**HOW TO COMPLETE THIS TASK:**
A verbatim copy of the entries is the required answer.

• • • •

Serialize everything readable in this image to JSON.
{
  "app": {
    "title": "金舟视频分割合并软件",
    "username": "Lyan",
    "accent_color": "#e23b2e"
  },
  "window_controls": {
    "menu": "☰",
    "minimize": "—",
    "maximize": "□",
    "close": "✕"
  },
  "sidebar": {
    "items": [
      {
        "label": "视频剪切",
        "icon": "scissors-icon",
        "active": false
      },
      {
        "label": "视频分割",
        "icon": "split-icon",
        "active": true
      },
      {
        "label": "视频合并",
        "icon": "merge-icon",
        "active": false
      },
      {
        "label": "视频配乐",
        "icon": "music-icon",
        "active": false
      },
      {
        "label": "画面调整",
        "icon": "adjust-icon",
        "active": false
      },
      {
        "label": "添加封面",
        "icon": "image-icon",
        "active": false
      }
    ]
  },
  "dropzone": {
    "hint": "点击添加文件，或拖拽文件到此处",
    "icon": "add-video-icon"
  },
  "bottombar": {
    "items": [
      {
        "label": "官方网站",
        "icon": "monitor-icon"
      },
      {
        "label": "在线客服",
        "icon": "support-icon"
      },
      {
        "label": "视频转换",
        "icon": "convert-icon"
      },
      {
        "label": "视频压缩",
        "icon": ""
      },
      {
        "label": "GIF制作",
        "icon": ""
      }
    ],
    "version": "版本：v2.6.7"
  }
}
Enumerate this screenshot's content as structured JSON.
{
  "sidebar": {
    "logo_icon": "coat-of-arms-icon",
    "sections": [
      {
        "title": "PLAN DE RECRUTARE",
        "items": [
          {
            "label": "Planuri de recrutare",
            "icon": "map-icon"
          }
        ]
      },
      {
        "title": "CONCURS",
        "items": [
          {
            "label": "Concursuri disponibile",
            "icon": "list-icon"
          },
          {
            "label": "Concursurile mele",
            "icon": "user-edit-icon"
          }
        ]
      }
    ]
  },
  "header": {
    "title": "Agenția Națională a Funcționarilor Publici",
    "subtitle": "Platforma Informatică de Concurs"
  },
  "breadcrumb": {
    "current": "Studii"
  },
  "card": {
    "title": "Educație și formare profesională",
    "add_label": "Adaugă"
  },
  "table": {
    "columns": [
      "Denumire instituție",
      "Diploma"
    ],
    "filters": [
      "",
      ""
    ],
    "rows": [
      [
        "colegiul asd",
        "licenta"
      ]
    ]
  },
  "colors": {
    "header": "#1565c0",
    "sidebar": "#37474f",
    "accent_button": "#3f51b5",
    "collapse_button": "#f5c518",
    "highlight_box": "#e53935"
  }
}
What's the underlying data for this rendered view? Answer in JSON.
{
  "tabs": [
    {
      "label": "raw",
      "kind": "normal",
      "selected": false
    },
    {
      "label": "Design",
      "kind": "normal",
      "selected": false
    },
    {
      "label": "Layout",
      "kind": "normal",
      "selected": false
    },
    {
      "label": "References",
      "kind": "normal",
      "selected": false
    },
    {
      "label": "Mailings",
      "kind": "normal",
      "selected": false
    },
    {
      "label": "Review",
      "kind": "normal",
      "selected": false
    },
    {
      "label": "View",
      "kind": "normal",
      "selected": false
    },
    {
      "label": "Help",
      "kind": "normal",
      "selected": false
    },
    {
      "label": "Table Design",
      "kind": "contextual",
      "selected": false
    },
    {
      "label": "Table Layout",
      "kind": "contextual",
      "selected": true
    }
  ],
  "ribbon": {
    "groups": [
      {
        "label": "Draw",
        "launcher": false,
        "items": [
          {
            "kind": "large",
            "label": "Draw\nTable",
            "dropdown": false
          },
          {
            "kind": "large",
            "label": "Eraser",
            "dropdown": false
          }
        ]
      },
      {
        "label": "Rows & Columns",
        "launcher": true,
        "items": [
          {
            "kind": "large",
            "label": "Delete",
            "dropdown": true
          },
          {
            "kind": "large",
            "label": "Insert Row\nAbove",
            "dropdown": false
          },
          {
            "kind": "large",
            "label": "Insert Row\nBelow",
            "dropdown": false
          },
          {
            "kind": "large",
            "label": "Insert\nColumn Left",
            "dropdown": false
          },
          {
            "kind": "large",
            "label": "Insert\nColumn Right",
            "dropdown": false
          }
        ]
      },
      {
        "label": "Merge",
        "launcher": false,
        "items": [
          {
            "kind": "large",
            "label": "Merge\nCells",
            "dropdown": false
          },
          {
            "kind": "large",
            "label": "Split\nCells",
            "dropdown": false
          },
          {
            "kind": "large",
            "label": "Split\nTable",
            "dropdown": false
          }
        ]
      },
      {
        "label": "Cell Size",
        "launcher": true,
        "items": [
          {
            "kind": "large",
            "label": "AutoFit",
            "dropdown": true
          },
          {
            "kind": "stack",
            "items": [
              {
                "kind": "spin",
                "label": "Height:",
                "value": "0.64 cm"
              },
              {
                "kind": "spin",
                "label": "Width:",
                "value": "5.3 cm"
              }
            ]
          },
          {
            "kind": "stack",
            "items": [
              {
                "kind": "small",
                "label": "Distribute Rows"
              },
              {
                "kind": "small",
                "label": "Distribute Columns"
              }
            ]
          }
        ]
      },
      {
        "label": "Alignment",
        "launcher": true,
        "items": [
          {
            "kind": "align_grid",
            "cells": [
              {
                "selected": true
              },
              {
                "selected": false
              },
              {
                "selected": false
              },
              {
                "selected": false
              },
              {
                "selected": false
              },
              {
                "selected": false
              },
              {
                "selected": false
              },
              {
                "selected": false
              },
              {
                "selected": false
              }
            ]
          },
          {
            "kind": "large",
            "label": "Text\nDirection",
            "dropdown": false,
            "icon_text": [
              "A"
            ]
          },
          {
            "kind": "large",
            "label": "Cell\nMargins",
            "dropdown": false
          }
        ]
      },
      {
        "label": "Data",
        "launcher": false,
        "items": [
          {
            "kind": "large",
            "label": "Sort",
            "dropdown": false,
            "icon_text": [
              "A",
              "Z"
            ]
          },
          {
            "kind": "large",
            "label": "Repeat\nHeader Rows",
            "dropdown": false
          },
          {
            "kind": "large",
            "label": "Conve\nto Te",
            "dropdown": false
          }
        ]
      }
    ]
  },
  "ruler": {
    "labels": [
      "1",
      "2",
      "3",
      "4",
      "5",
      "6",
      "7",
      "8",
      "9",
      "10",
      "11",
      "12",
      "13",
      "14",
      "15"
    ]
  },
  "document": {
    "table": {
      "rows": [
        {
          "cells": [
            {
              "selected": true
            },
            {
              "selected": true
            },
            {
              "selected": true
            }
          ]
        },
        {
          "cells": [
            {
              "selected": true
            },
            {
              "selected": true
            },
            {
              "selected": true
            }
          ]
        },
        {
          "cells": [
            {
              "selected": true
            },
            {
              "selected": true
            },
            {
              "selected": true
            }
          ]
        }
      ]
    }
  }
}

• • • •

**TASK RESPONSE:**
Serialize everything readable in this image to JSON.
{
  "app": {
    "title": "金舟视频分割合并软件",
    "username": "Lyan",
    "accent_color": "#e23b2e"
  },
  "window_controls": {
    "menu": "☰",
    "minimize": "—",
    "maximize": "□",
    "close": "✕"
  },
  "sidebar": {
    "items": [
      {
        "label": "视频剪切",
        "icon": "scissors-icon",
        "active": false
      },
      {
        "label": "视频分割",
        "icon": "split-icon",
        "active": true
      },
      {
        "label": "视频合并",
        "icon": "merge-icon",
        "active": false
      },
      {
        "label": "视频配乐",
        "icon": "music-icon",
        "active": false
      },
      {
        "label": "画面调整",
        "icon": "adjust-icon",
        "active": false
      },
      {
        "label": "添加封面",
        "icon": "image-icon",
        "active": false
      }
    ]
  },
  "dropzone": {
    "hint": "点击添加文件，或拖拽文件到此处",
    "icon": "add-video-icon"
  },
  "bottombar": {
    "items": [
      {
        "label": "官方网站",
        "icon": "monitor-icon"
      },
      {
        "label": "在线客服",
        "icon": "support-icon"
      },
      {
        "label": "视频转换",
        "icon": "convert-icon"
      },
      {
        "label": "视频压缩",
        "icon": ""
      },
      {
        "label": "GIF制作",
        "icon": ""
      }
    ],
    "version": "版本：v2.6.7"
  }
}
Enumerate this screenshot's content as structured JSON.
{
  "sidebar": {
    "logo_icon": "coat-of-arms-icon",
    "sections": [
      {
        "title": "PLAN DE RECRUTARE",
        "items": [
          {
            "label": "Planuri de recrutare",
            "icon": "map-icon"
          }
        ]
      },
      {
        "title": "CONCURS",
        "items": [
          {
            "label": "Concursuri disponibile",
            "icon": "list-icon"
          },
          {
            "label": "Concursurile mele",
            "icon": "user-edit-icon"
          }
        ]
      }
    ]
  },
  "header": {
    "title": "Agenția Națională a Funcționarilor Publici",
    "subtitle": "Platforma Informatică de Concurs"
  },
  "breadcrumb": {
    "current": "Studii"
  },
  "card": {
    "title": "Educație și formare profesională",
    "add_label": "Adaugă"
  },
  "table": {
    "columns": [
      "Denumire instituție",
      "Diploma"
    ],
    "filters": [
      "",
      ""
    ],
    "rows": [
      [
        "colegiul asd",
        "licenta"
      ]
    ]
  },
  "colors": {
    "header": "#1565c0",
    "sidebar": "#37474f",
    "accent_button": "#3f51b5",
    "collapse_button": "#f5c518",
    "highlight_box": "#e53935"
  }
}
What's the underlying data for this rendered view? Answer in JSON.
{
  "tabs": [
    {
      "label": "raw",
      "kind": "normal",
      "selected": false
    },
    {
      "label": "Design",
      "kind": "normal",
      "selected": false
    },
    {
      "label": "Layout",
      "kind": "normal",
      "selected": false
    },
    {
      "label": "References",
      "kind": "normal",
      "selected": false
    },
    {
      "label": "Mailings",
      "kind": "normal",
      "selected": false
    },
    {
      "label": "Review",
      "kind": "normal",
      "selected": false
    },
    {
      "label": "View",
      "kind": "normal",
      "selected": false
    },
    {
      "label": "Help",
      "kind": "normal",
      "selected": false
    },
    {
      "label": "Table Design",
      "kind": "contextual",
      "selected": false
    },
    {
      "label": "Table Layout",
      "kind": "contextual",
      "selected": true
    }
  ],
  "ribbon": {
    "groups": [
      {
        "label": "Draw",
        "launcher": false,
        "items": [
          {
            "kind": "large",
            "label": "Draw\nTable",
            "dropdown": false
          },
          {
            "kind": "large",
            "label": "Eraser",
            "dropdown": false
          }
        ]
      },
      {
        "label": "Rows & Columns",
        "launcher": true,
        "items": [
          {
            "kind": "large",
            "label": "Delete",
            "dropdown": true
          },
          {
            "kind": "large",
            "label": "Insert Row\nAbove",
            "dropdown": false
          },
          {
            "kind": "large",
            "label": "Insert Row\nBelow",
            "dropdown": false
          },
          {
            "kind": "large",
            "label": "Insert\nColumn Left",
            "dropdown": false
          },
          {
            "kind": "large",
            "label": "Insert\nColumn Right",
            "dropdown": false
          }
        ]
      },
      {
        "label": "Merge",
        "launcher": false,
        "items": [
          {
            "kind": "large",
            "label": "Merge\nCells",
            "dropdown": false
          },
          {
            "kind": "large",
            "label": "Split\nCells",
            "dropdown": false
          },
          {
            "kind": "large",
            "label": "Split\nTable",
            "dropdown": false
          }
        ]
      },
      {
        "label": "Cell Size",
        "launcher": true,
        "items": [
          {
            "kind": "large",
            "label": "AutoFit",
            "dropdown": true
          },
          {
            "kind": "stack",
            "items": [
              {
                "kind": "spin",
                "label": "Height:",
                "value": "0.64 cm"
              },
              {
                "kind": "spin",
                "label": "Width:",
                "value": "5.3 cm"
              }
            ]
          },
          {
            "kind": "stack",
            "items": [
              {
                "kind": "small",
                "label": "Distribute Rows"
              },
              {
                "kind": "small",
                "label": "Distribute Columns"
              }
            ]
          }
        ]
      },
      {
        "label": "Alignment",
        "launcher": true,
        "items": [
          {
            "kind": "align_grid",
            "cells": [
              {
                "selected": true
              },
              {
                "selected": false
              },
              {
                "selected": false
              },
              {
                "selected": false
              },
              {
                "selected": false
              },
              {
                "selected": false
              },
              {
                "selected": false
              },
              {
                "selected": false
              },
              {
                "selected": false
              }
            ]
          },
          {
            "kind": "large",
            "label": "Text\nDirection",
            "dropdown": false,
            "icon_text": [
              "A"
            ]
          },
          {
            "kind": "large",
            "label": "Cell\nMargins",
            "dropdown": false
          }
        ]
      },
      {
        "label": "Data",
        "launcher": false,
        "items": [
          {
            "kind": "large",
            "label": "Sort",
            "dropdown": false,
            "icon_text": [
              "A",
              "Z"
            ]
          },
          {
            "kind": "large",
            "label": "Repeat\nHeader Rows",
            "dropdown": false
          },
          {
            "kind": "large",
            "label": "Conve\nto Te",
            "dropdown": false
          }
        ]
      }
    ]
  },
  "ruler": {
    "labels": [
      "1",
      "2",
      "3",
      "4",
      "5",
      "6",
      "7",
      "8",
      "9",
      "10",
      "11",
      "12",
      "13",
      "14",
      "15"
    ]
  },
  "document": {
    "table": {
      "rows": [
        {
          "cells": [
            {
              "selected": true
            },
            {
              "selected": true
            },
            {
              "selected": true
            }
          ]
        },
        {
          "cells": [
            {
              "selected": true
            },
            {
              "selected": true
            },
            {
              "selected": true
            }
          ]
        },
        {
          "cells": [
            {
              "selected": true
            },
            {
              "selected": true
            },
            {
              "selected": true
            }
          ]
        }
      ]
    }
  }
}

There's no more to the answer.